It is quite normal for a healthy human to sweat. It only becomes an issue when you sweat excessively even without any form of physical engagement . Sweating helps to maintain the body temperature. It also, expel toxins, which supports proper immune function and helps prevent diseases related to toxic overload.
Some people tend to sweat more than others. Usually, people sweat when engaged in some form of activities like walking, dancing, eating etc. It is also normal for people to sweat when they’re nervous because emotions can affect the sweat glands.
Excess sweat may be abnormal. Certain things might be the reasons and may also require medical attention. If heavy sweating has no underlying medical cause, it’s called primary hyperhidrosis. This type occurs when the nerves responsible for triggering your sweat glands become overactive and call for more perspiration even when it’s not needed

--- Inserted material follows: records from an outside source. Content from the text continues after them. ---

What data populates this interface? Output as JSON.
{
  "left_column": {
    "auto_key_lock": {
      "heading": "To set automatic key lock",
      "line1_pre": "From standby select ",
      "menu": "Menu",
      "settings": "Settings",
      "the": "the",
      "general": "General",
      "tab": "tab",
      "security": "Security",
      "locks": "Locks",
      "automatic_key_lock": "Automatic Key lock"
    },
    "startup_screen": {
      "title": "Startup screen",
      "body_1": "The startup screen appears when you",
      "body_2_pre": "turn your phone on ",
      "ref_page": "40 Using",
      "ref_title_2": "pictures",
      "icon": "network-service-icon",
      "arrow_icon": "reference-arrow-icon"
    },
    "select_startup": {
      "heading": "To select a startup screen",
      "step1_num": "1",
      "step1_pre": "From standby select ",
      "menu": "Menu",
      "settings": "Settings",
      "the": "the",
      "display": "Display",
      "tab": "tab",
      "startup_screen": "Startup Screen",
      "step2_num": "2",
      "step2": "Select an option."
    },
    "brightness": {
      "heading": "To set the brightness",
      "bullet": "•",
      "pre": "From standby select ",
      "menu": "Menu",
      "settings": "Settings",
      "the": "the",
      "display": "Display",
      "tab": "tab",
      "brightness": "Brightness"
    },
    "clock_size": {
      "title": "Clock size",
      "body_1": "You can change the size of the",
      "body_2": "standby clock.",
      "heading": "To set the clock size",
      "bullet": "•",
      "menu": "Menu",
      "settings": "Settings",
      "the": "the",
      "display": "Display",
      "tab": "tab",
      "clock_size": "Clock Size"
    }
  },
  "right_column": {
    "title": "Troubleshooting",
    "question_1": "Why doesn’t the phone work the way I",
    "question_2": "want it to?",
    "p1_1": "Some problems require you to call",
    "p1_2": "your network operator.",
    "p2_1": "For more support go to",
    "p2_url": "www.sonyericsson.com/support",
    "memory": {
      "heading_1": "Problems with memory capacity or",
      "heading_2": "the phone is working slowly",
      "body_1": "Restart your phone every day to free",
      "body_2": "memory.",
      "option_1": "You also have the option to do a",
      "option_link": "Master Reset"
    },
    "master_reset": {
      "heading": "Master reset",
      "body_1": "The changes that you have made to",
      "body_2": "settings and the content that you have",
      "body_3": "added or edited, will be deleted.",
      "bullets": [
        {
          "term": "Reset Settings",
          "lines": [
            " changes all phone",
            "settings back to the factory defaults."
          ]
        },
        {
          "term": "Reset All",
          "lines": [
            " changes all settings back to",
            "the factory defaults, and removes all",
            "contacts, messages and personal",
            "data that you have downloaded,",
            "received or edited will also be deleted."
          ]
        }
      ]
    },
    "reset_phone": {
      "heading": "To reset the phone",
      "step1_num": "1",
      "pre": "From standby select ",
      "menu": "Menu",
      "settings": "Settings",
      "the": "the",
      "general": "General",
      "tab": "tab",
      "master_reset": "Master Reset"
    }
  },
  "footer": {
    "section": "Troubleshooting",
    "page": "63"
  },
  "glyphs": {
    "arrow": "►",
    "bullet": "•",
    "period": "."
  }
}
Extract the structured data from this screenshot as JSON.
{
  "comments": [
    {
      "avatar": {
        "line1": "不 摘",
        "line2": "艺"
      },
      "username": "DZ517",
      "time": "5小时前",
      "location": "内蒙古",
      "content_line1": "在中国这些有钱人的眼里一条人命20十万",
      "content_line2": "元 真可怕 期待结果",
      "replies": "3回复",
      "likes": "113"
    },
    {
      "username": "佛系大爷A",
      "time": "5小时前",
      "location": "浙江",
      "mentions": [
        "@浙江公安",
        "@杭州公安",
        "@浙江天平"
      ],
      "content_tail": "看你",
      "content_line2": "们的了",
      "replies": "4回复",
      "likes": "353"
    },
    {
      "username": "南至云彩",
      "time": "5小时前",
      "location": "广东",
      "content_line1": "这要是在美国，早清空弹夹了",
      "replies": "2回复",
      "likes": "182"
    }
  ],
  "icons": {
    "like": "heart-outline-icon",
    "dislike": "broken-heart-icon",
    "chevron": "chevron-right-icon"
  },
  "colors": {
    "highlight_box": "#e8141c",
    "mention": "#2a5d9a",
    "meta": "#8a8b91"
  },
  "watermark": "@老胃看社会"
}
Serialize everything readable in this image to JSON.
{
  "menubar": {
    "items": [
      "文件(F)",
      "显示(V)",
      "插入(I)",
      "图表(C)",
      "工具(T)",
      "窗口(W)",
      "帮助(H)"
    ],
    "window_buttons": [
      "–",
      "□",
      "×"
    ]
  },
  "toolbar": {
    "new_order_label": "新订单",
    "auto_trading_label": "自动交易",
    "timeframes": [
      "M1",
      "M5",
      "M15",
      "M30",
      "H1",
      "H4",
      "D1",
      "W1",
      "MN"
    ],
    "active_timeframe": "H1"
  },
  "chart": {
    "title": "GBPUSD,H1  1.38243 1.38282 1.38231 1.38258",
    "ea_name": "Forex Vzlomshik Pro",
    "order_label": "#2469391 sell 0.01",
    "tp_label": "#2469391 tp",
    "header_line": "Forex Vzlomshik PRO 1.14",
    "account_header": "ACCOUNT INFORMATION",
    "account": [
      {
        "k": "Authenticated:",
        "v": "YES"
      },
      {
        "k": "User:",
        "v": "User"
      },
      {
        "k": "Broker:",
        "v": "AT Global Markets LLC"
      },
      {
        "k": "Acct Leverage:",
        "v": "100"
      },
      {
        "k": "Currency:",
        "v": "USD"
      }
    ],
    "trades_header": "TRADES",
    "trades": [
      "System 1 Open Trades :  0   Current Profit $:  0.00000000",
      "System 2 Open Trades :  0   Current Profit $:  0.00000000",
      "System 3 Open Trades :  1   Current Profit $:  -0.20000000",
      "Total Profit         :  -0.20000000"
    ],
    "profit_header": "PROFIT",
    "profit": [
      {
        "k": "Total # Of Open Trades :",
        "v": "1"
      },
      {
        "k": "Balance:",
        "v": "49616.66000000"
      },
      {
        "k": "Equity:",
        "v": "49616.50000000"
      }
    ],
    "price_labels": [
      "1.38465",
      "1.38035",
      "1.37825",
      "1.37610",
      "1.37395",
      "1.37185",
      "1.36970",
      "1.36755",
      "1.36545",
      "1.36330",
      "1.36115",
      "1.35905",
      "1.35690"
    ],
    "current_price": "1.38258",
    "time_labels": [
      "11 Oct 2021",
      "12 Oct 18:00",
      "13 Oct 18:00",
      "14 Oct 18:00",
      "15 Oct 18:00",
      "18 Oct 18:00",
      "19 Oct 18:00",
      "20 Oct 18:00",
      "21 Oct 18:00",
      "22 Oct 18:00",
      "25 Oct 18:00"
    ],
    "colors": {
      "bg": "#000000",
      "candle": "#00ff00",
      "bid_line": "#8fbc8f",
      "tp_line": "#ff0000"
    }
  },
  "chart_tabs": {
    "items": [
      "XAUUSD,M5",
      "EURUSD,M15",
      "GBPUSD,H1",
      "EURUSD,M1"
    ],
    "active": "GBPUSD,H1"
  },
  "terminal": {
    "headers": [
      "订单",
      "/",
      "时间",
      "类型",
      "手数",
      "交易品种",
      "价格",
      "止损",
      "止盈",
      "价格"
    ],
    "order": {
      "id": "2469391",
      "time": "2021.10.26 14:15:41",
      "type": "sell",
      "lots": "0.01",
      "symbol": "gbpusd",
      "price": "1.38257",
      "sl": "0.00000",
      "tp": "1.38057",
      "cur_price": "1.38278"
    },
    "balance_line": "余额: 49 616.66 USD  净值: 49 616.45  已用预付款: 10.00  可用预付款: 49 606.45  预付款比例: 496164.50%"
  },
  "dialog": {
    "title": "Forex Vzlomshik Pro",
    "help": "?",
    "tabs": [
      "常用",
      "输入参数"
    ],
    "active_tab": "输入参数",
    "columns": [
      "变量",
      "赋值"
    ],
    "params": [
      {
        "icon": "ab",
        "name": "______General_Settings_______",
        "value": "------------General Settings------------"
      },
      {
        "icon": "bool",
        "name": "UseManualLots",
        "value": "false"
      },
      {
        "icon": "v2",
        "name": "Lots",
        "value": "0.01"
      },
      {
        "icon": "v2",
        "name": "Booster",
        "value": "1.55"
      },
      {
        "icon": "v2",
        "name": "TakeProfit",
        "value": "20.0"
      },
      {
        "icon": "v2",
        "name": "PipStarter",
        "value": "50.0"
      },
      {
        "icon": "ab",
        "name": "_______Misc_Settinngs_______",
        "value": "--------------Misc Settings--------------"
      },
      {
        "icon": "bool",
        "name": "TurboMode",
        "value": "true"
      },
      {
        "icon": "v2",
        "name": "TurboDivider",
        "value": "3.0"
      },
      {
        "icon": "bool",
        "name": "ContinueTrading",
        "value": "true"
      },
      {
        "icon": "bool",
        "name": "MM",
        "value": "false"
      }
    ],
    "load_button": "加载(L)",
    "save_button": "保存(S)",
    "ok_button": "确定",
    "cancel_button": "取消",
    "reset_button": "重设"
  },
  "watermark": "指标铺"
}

Hyperhidrosis, also known as polyhidrosis or sudorrhea, is a condition characterized by excessive sweating. The sweating can affect just one specific area or the whole body.
The excessive sweating associated with hyperhidrosis is normally most active in the hands, feet, armpits, and the groin because of their relatively high concentration of sweat glands.
- Focal hyperhidrosis: When the excessive sweating is localized. For example, palmoplantar hyperhidrosis is excessive sweating of the palms and soles.
- Generalized hyperhidrosis: Excessive sweating affects the entire body.
Hyperhidrosis may be present from birth or might develop later in life. However, most cases of excessive sweating tend to start during a person’s teenage years.
The condition can be due to an underlying health condition, or have no known cause:
- Primary idiopathic hyperhidrosis: “Idiopathic” means “of unknown cause.” In the majority of cases, the hyperhidrosis is localized.
- Secondary hyperhidrosis: The person sweats too much because of an underlying health condition, such as obesity, gout, menopause, a tumor, mercury poisoning, diabetes mellitus, or hyperthyroidism (overactive thyroid gland).
Excess sweating may not be linked to an underlying medical condition, however, it can make one uncomfortable and cause embarrassment especially, when it comes with body odour.
Signs and symptoms of hyperhidrosis may include:
- Clammy or wet palms of the hands
- Clammy or wet soles of the feet
- Frequent sweating
- Noticeable sweating that soaks through clothing
People with hyperhidrosis might experience the following:
- Irritating and painful skin problems, such as fungal or bacterial infections
- Worrying about having stained clothing
- Reluctant to make physical contact
- Socially withdrawn, sometimes leading to depression.